[[ DATASET CONTENT open ]]

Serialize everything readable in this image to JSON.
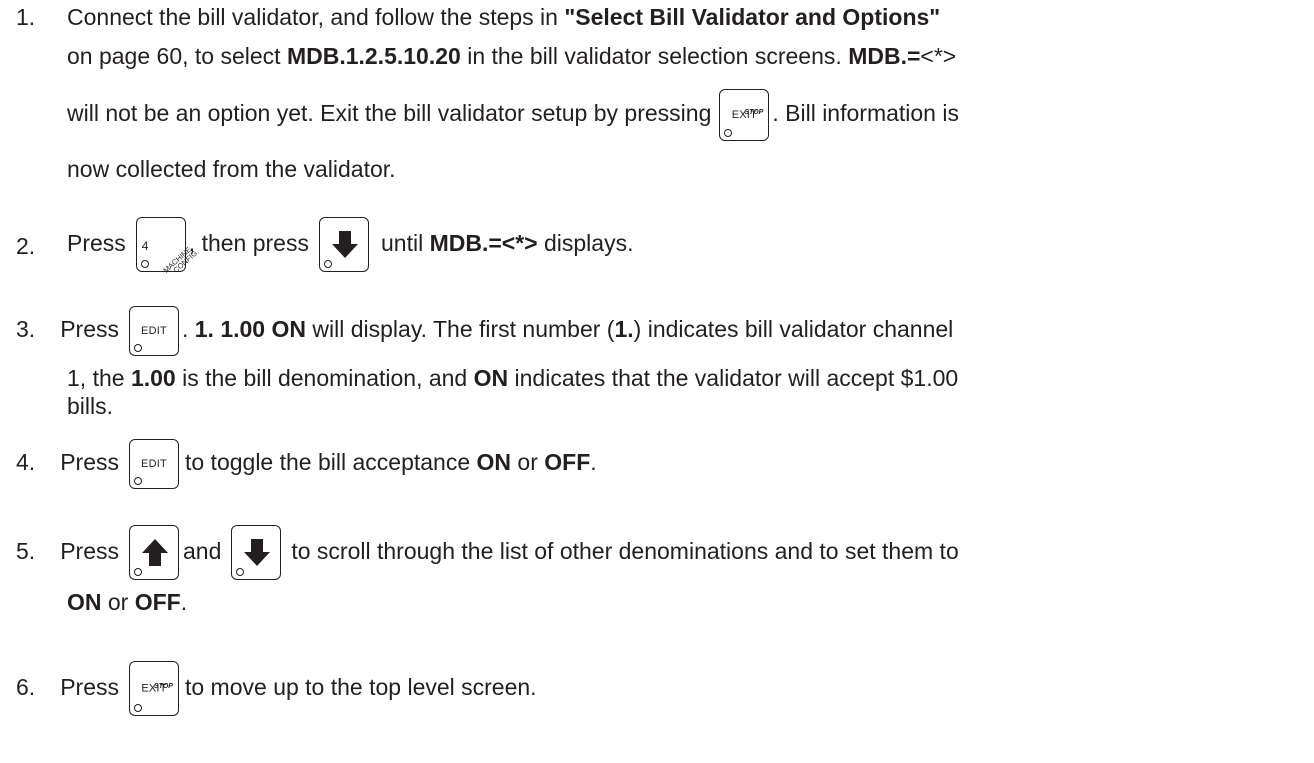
{
  "steps": [
    {
      "number": "1.",
      "line1": {
        "t1": "Connect the bill validator, and follow the steps in ",
        "b1": "\"Select Bill Validator and Options\""
      },
      "line2": {
        "t1": "on page 60, to select ",
        "b1": "MDB.1.2.5.10.20",
        "t2": " in the bill validator selection screens. ",
        "b2": "MDB.=",
        "t3": "<*>"
      },
      "line3": {
        "t1": "will not be an option yet. Exit the bill validator setup by pressing",
        "t2": ". Bill information is"
      },
      "line4": {
        "t1": "now collected from the validator."
      }
    },
    {
      "number": "2.",
      "t1": "Press",
      "t2": ", then press",
      "t3": "until ",
      "b1": "MDB.=<*>",
      "t4": " displays."
    },
    {
      "number": "3.",
      "line1": {
        "t1": "Press",
        "t2": ". ",
        "b1": "1. 1.00 ON",
        "t3": " will display. The first number (",
        "b2": "1.",
        "t4": ") indicates bill validator channel"
      },
      "line2": {
        "t1": "1, the ",
        "b1": "1.00",
        "t2": " is the bill denomination, and ",
        "b2": "ON",
        "t3": " indicates that the validator will accept $1.00"
      },
      "line3": {
        "t1": "bills."
      }
    },
    {
      "number": "4.",
      "t1": "Press",
      "t2": "to toggle the bill acceptance ",
      "b1": "ON",
      "t3": " or ",
      "b2": "OFF",
      "t4": "."
    },
    {
      "number": "5.",
      "line1": {
        "t1": "Press",
        "t2": "and",
        "t3": "to scroll through the list of other denominations and to set them to"
      },
      "line2": {
        "b1": "ON",
        "t1": " or ",
        "b2": "OFF",
        "t2": "."
      }
    },
    {
      "number": "6.",
      "t1": "Press",
      "t2": "to move up to the top level screen."
    }
  ],
  "keys": {
    "exit": {
      "label": "EXIT",
      "sublabel": "STOP",
      "icon": "exit-key-icon"
    },
    "edit": {
      "label": "EDIT",
      "icon": "edit-key-icon"
    },
    "machine_config": {
      "number": "4",
      "line1": "MACHINE",
      "line2": "CONFIG.",
      "icon": "machine-config-key-icon"
    },
    "down_arrow": {
      "icon": "down-arrow-key-icon"
    },
    "up_arrow": {
      "icon": "up-arrow-key-icon"
    }
  }
}
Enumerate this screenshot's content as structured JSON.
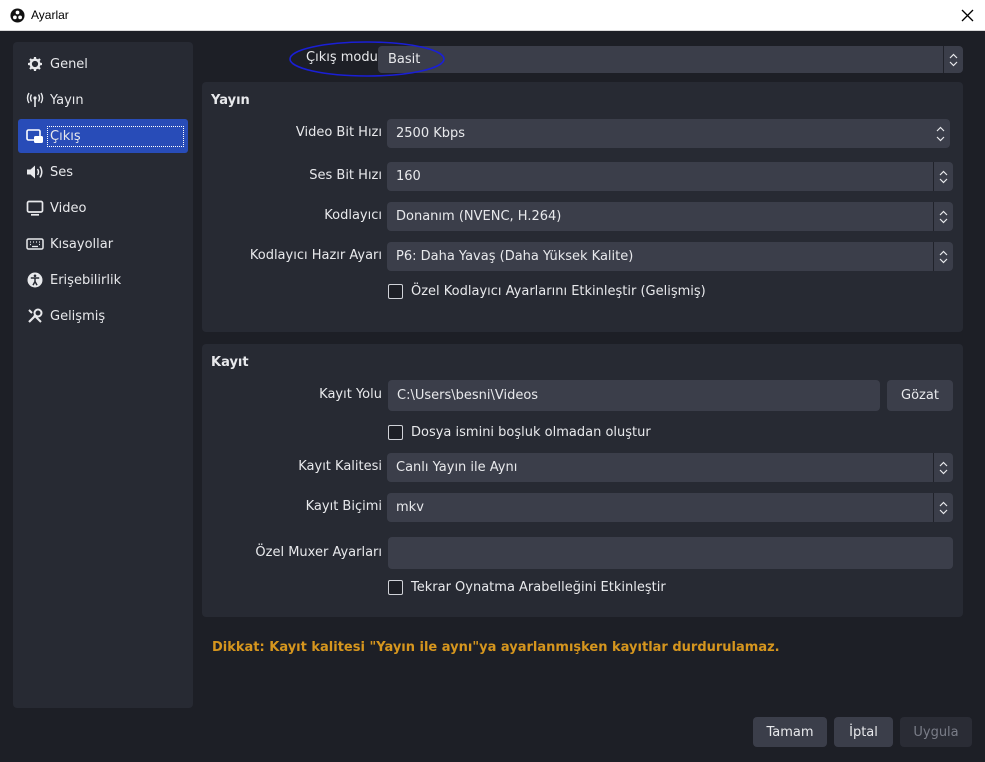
{
  "window": {
    "title": "Ayarlar"
  },
  "sidebar": {
    "items": [
      {
        "label": "Genel",
        "icon": "gear-icon"
      },
      {
        "label": "Yayın",
        "icon": "antenna-icon"
      },
      {
        "label": "Çıkış",
        "icon": "output-icon",
        "active": true
      },
      {
        "label": "Ses",
        "icon": "speaker-icon"
      },
      {
        "label": "Video",
        "icon": "monitor-icon"
      },
      {
        "label": "Kısayollar",
        "icon": "keyboard-icon"
      },
      {
        "label": "Erişebilirlik",
        "icon": "accessibility-icon"
      },
      {
        "label": "Gelişmiş",
        "icon": "tools-icon"
      }
    ]
  },
  "output_mode": {
    "label": "Çıkış modu",
    "value": "Basit"
  },
  "streaming": {
    "title": "Yayın",
    "video_bitrate": {
      "label": "Video Bit Hızı",
      "value": "2500 Kbps"
    },
    "audio_bitrate": {
      "label": "Ses Bit Hızı",
      "value": "160"
    },
    "encoder": {
      "label": "Kodlayıcı",
      "value": "Donanım (NVENC, H.264)"
    },
    "encoder_preset": {
      "label": "Kodlayıcı Hazır Ayarı",
      "value": "P6: Daha Yavaş (Daha Yüksek Kalite)"
    },
    "custom_encoder_checkbox": {
      "label": "Özel Kodlayıcı Ayarlarını Etkinleştir (Gelişmiş)",
      "checked": false
    }
  },
  "recording": {
    "title": "Kayıt",
    "path": {
      "label": "Kayıt Yolu",
      "value": "C:\\Users\\besni\\Videos",
      "browse_label": "Gözat"
    },
    "no_space_checkbox": {
      "label": "Dosya ismini boşluk olmadan oluştur",
      "checked": false
    },
    "quality": {
      "label": "Kayıt Kalitesi",
      "value": "Canlı Yayın ile Aynı"
    },
    "format": {
      "label": "Kayıt Biçimi",
      "value": "mkv"
    },
    "muxer": {
      "label": "Özel Muxer Ayarları",
      "value": ""
    },
    "replay_buffer_checkbox": {
      "label": "Tekrar Oynatma Arabelleğini Etkinleştir",
      "checked": false
    }
  },
  "warning": "Dikkat: Kayıt kalitesi \"Yayın ile aynı\"ya ayarlanmışken kayıtlar durdurulamaz.",
  "buttons": {
    "ok": "Tamam",
    "cancel": "İptal",
    "apply": "Uygula"
  },
  "colors": {
    "accent": "#284cb8",
    "warning": "#d6961e",
    "annotation": "#1a1fd6"
  }
}
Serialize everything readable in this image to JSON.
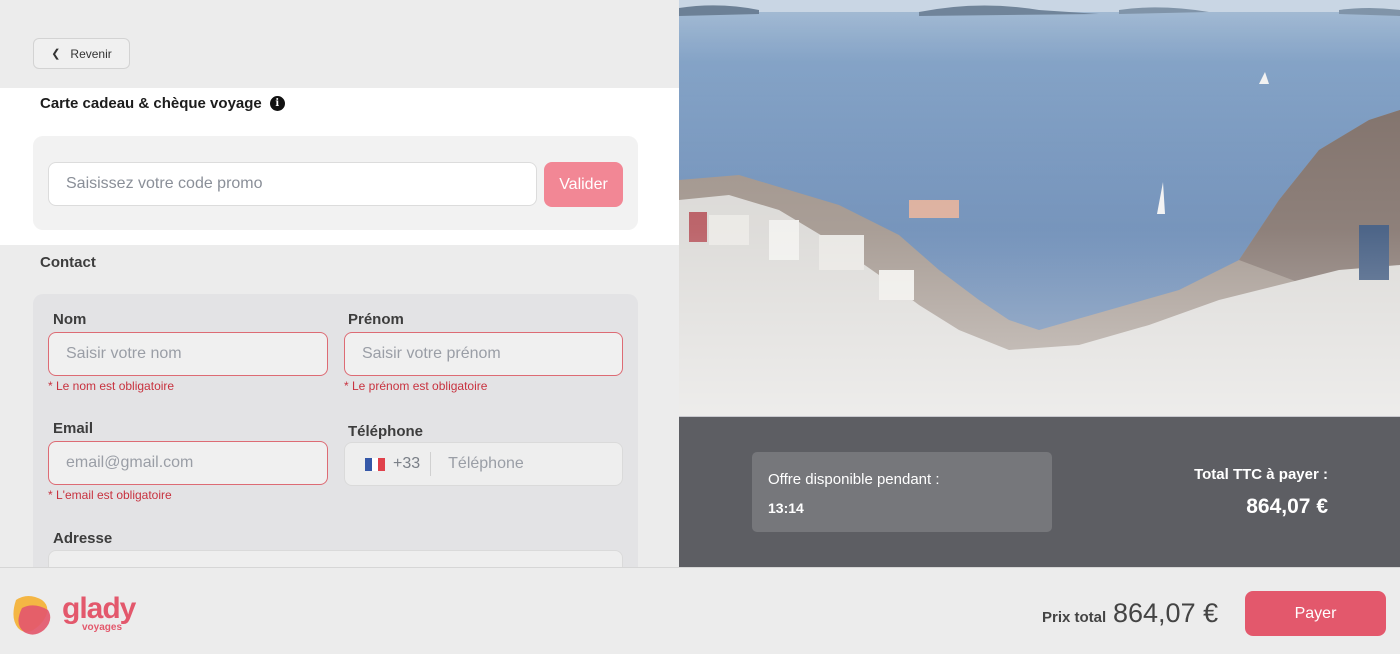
{
  "nav": {
    "back_label": "Revenir"
  },
  "gift": {
    "title": "Carte cadeau & chèque voyage",
    "info_icon": "info-circle-icon",
    "promo_placeholder": "Saisissez votre code promo",
    "promo_value": "",
    "validate_label": "Valider"
  },
  "contact": {
    "title": "Contact",
    "last_name": {
      "label": "Nom",
      "placeholder": "Saisir votre nom",
      "value": "",
      "error": "* Le nom est obligatoire"
    },
    "first_name": {
      "label": "Prénom",
      "placeholder": "Saisir votre prénom",
      "value": "",
      "error": "* Le prénom est obligatoire"
    },
    "email": {
      "label": "Email",
      "placeholder": "email@gmail.com",
      "value": "",
      "error": "* L'email est obligatoire"
    },
    "phone": {
      "label": "Téléphone",
      "dial_code": "+33",
      "placeholder": "Téléphone",
      "value": "",
      "flag": "france-flag-icon"
    },
    "address": {
      "label": "Adresse"
    }
  },
  "summary": {
    "offer_label": "Offre disponible pendant :",
    "offer_timer": "13:14",
    "total_label": "Total TTC à payer :",
    "total_value": "864,07 €"
  },
  "footer": {
    "brand": "glady",
    "brand_sub": "voyages",
    "price_label": "Prix total",
    "price_value": "864,07 €",
    "pay_label": "Payer"
  },
  "colors": {
    "accent": "#e3586c",
    "accent_light": "#f28795",
    "error": "#c8323f",
    "summary_bg": "#5d5e63",
    "offer_card_bg": "#76777b"
  }
}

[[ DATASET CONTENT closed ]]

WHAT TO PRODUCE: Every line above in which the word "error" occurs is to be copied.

TASK OUTPUT:
      "error": "* Le nom est obligatoire"
      "error": "* Le prénom est obligatoire"
      "error": "* L'email est obligatoire"
    "error": "#c8323f",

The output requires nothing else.